Kreeft focuses on the “big ideas” that have influenced present people and present times, and includes relevant biographical data, proportionate to its importance for each thinker. Moreover, the aim of the work is to stimulate philosophizing, controversy, and argument. It uses ordinary language and logic, not jargon and symbolic logic, and it is commonsensical (like Aristotle) and existential in the sense that it sees philosophy as something to be lived and experienced in life. Philosophy, after all, is not about philosophy but reality . . . about wisdom, life and death, good and evil, and God.

Socrates' Children - Modern
Socrates' Children - Modern

This is the third of a four-volume history of philosophy . . . on ancient, medieval, modern, and contemporary philosophy. After the fourth volume is produced in paper, a one-volume clothbound edition, containing all four paperbound editions, will be published.

A Socratic Introduction to Plato's Republic
Socratic Introduction to Plato's Republic, A

This book is designed for three classes of people:

(1) Beginners who want an introduction to philosophy;

(2) Those who have already had an introduction to philosophy and who would like to see it in action now applied to a great book written by a great philosophy, but who have never read Plato’s Republic, the most famous and influential philosophy book ever written;

(3) Those who have read Plato’s Republic before but did not understand its deepest significance.

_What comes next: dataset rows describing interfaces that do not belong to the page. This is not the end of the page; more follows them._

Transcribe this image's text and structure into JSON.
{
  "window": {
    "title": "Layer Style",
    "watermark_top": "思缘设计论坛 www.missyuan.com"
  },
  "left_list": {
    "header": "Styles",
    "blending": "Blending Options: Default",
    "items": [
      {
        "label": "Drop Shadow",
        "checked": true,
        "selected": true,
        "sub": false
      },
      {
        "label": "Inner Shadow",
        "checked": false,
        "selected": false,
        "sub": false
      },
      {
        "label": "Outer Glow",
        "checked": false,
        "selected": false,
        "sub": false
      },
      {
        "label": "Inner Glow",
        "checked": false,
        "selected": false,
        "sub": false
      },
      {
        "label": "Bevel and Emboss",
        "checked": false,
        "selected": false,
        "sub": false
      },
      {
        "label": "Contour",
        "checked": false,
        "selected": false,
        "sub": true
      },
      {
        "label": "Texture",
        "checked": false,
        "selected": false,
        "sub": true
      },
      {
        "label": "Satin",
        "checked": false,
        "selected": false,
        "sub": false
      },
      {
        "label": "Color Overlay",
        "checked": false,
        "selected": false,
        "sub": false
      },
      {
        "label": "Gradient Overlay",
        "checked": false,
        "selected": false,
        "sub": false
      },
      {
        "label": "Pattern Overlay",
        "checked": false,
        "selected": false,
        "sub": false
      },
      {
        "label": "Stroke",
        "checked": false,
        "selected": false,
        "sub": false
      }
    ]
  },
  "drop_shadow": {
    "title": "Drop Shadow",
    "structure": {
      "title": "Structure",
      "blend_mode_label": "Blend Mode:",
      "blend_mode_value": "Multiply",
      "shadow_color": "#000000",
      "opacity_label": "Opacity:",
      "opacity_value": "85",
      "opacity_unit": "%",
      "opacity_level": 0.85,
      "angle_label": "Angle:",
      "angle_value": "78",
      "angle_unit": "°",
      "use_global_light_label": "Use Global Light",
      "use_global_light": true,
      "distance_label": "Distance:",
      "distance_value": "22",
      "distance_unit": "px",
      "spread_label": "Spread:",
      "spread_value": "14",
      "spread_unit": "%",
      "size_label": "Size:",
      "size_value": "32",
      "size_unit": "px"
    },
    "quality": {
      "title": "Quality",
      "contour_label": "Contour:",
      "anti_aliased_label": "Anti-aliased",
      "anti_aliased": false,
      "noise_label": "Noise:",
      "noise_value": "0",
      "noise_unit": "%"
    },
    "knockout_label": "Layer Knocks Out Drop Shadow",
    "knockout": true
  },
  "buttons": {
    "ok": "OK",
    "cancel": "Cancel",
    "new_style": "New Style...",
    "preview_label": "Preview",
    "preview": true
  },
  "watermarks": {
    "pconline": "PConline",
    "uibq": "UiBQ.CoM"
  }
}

Solipsism
Solipsism

Watson’s book is the only study of solipsism by a professional philosopher, other than Santayana, in which solipsism is taken seriously as a threat to Modern Philosophy.

Soul-Wrestling
Soul-Wrestling

Here you’ll find a weekly devotional for Christian disciples of all stripes, but with a different twist—it is a series of brief spiritual ruminations accompanied by black-and-white photographs, so you can meditate on the verbal and the visual at the same time—synesthesia! The more senses entangled up in a memory, the more likely we will make it our own. Each week you’ll encounter a Scripture reading, a recommended hymn, a lead-in quotation, probing comments on the selected theme, and a closing prayer. These all work together to create an “ambience” which promotes spiritual growth.

Southwell's Sphere
Southwell's Sphere

Once feared by Queen Elizabeth I and admired by William Shakespeare, Robert Southwell, s.j. (1561–1595), clings today to a thinning canonical presence in English literature among a sphere of other writers incongruously called the metaphysical poets. Southwell’s Sphere lifts this sixteenth century Jesuit priest and prolific writer from the obscurity in which he too often resides and places him instead at the center of a sphere of English poets upon whom his life and works exerted an observable influence.

The Seven Last Words of Our Lord Upon the Cross
The Seven Last Words of Our Lord Upon the Cross

Servant of God Mother Catherine Abrikosov created this meditation on the seven last words of Christ as Lenten instruction for the Sisters of her Community. As Anna Ivanovna Abrikosova, together with her husband, later to be Father, Vladimir Abrikosov, she was a convert to Catholicism, at the behest of Pope St. Pius X entering specifically the Eastern Rite. She died in 1936, of cancer, in the basement of a prison in Moscow. Her cause for beatification has been introduced by the Moscow Catholic diocese.

Theology and the Cartesian Doctrine of Freedom
Theology and the Cartesian Doctrine of Freedom

Theology and the Cartesian Doctrine of Freedom, now for the first time available in English, was Étienne Gilson’s doctoral thesis and part of a larger project to show the medieval roots of Descartes at a time when the very existence of medieval philosophy was often ignored.

The Timelessness of Proust
Timelessness of Proust, The

Marcel Proust’s À la recherche du temps perdu—In Search of Lost Time—is one of the most important and influential novels of the modern era. In recent decades, Proust has enjoyed a new surge of critical attention, as well as a sustained growth in readership—well beyond that of other prose masters of twentieth century modernism such as Joyce, Woolf, Kafka, and Beckett. The MLA Bibliography presently lists over 3,000 citations to scholarly works devoted to Proust’s novel, and if one Googles “Proust,” the number of hits exceeds 2,000,000.